It’s been common knowledge for some time that the U.S. infrastructure is vulnerable to outside attack and that governments like Syria and China have been probing it and probably know exactly where and how to do the most damage. There’s a very real likelihood that this time the U.S. won’t go unscathed, and it may be prudent to have a plan in place should things go very, very wrong. Details
Taiwan is bracing for Typhoon Soulik, which is scheduled to hit the island country late Friday. The arrival of the storm–now classified as a super typhoon–coincides with Google’s launch of Public Alerts for Taiwan yesterday. Severe weather alerts for typhoons and floods, and evacuation instructions if necessary, will appear on the page as well as on Google Search, Google Maps and Google Now on smartphones.
Google.org engineering director Eric Chu says the launch of Google Public Alerts for Taiwan just days before the anticipated arrival of Typhoon Soulik was a coincidence, as the company’s goal had been to make it available in time for typhoon season from mid-summer to early fall. Google.org’s goal is to encourage governments to adopt international standards of Web data such as the Common Alerting Protocol (CAP) for publishing and sharing alerts and the Keyhole Markup Language (KML) for geographic data.
Hass Associates Online Cyber Review
After the 2011 earthquake and tsunami in Japan, the Google.org Crisis Response Team begin to look at the process of gathering and sharing data about natural disasters from official sources.

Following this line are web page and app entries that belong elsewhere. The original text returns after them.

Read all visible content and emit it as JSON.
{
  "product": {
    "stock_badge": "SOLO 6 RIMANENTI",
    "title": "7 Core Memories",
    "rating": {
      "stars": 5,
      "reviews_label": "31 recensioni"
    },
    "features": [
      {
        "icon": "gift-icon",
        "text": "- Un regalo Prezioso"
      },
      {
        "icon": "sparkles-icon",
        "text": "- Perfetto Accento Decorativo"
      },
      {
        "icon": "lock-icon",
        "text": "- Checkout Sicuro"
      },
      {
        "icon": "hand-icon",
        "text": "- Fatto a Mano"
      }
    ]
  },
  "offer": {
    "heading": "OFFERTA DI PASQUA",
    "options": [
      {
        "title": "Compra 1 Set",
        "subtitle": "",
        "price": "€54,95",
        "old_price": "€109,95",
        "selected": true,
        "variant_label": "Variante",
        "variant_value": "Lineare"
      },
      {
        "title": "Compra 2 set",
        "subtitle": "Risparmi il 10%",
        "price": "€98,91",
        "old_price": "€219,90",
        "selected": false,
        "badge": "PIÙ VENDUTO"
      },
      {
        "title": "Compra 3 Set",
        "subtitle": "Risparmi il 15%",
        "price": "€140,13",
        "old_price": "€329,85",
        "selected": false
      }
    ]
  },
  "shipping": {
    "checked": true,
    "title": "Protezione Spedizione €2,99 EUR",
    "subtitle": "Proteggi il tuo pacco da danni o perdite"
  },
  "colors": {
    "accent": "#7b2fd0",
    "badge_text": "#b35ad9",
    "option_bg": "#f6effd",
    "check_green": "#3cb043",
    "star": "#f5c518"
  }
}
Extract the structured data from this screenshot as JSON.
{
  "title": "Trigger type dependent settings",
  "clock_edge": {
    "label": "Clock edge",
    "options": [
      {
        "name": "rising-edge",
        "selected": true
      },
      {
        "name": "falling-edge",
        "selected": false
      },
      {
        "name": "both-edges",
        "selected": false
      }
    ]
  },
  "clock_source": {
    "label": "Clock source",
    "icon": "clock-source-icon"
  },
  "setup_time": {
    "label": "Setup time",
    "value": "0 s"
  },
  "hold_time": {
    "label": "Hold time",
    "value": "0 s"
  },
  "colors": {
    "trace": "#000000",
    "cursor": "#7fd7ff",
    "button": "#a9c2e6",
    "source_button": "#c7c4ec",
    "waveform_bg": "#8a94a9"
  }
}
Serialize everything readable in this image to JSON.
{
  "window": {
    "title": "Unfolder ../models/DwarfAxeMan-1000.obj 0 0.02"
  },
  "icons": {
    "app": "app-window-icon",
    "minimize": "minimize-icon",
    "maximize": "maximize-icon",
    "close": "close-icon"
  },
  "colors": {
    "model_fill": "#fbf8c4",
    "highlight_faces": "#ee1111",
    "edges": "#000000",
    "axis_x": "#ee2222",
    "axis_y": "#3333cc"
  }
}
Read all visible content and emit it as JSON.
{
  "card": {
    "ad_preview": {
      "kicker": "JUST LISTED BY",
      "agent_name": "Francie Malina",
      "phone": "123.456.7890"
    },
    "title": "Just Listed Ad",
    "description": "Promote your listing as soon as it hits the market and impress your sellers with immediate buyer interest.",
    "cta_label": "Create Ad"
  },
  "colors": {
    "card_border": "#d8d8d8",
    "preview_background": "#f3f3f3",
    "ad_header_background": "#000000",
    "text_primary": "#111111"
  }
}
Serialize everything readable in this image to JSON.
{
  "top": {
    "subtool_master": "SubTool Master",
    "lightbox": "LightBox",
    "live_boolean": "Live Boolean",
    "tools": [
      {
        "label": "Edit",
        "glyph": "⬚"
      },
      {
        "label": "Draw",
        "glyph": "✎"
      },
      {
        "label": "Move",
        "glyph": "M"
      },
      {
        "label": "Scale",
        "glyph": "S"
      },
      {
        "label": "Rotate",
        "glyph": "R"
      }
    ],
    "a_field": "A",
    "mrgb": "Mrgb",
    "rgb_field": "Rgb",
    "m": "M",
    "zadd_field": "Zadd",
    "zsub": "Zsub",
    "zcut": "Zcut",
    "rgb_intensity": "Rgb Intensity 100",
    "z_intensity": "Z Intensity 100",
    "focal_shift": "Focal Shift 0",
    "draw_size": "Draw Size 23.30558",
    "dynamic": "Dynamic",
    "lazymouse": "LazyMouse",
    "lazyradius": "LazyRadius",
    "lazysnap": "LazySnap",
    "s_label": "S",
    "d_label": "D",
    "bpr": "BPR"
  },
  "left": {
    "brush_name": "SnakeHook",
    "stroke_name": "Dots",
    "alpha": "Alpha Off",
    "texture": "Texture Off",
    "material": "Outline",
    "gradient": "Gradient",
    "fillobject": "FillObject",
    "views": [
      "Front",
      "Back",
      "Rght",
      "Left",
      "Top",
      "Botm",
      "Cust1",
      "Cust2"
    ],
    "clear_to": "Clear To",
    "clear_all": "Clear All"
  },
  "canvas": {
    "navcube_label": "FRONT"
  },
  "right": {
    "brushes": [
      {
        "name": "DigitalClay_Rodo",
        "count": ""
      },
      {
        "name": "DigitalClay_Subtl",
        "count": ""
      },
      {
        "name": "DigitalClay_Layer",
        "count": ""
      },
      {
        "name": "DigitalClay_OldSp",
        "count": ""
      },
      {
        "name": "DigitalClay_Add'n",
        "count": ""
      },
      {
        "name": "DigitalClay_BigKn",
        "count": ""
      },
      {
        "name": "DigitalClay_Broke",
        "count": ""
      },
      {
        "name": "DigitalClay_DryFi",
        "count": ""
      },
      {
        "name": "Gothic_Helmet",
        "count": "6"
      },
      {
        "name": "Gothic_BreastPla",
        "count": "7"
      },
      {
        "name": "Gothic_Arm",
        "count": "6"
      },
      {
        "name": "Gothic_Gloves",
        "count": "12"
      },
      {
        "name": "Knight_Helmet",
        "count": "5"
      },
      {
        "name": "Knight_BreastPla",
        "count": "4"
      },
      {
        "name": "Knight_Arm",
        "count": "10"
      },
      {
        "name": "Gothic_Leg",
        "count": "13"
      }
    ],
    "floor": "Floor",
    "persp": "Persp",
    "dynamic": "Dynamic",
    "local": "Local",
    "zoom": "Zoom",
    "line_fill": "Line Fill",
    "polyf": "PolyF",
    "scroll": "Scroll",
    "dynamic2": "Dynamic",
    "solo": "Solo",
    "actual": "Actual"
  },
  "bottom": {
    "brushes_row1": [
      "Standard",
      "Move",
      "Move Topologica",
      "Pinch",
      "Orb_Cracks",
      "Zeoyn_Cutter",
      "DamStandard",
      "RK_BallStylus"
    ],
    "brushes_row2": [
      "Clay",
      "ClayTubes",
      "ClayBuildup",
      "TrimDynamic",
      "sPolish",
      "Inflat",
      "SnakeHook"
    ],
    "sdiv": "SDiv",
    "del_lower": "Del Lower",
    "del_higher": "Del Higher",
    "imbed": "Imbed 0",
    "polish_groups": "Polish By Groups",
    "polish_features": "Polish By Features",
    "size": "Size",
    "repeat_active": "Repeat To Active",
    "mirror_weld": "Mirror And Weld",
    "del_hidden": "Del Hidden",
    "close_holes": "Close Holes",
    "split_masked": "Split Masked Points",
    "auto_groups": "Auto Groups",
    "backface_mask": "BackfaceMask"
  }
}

A key challenge is that government agencies is often store information in closed formats like PDF files or JPEG images, making it difficult for researchers to share and analyze data.
Taiwan is the second Asian country after Japan to get Public Alerts, Google’s open data platform for emergency alerts and disaster information, which launched in the U.S. in January 2012 and is also available in Canada.
Hass Associates Cyber Security
In 2009, residents of southern Taiwan were caught off-guard by the unexpected severity of Typhoon Morakot, which resulted in more than 500 deaths. The government was heavily criticized for its slow response, especially in rural areas where entire villages were swept away by landslides.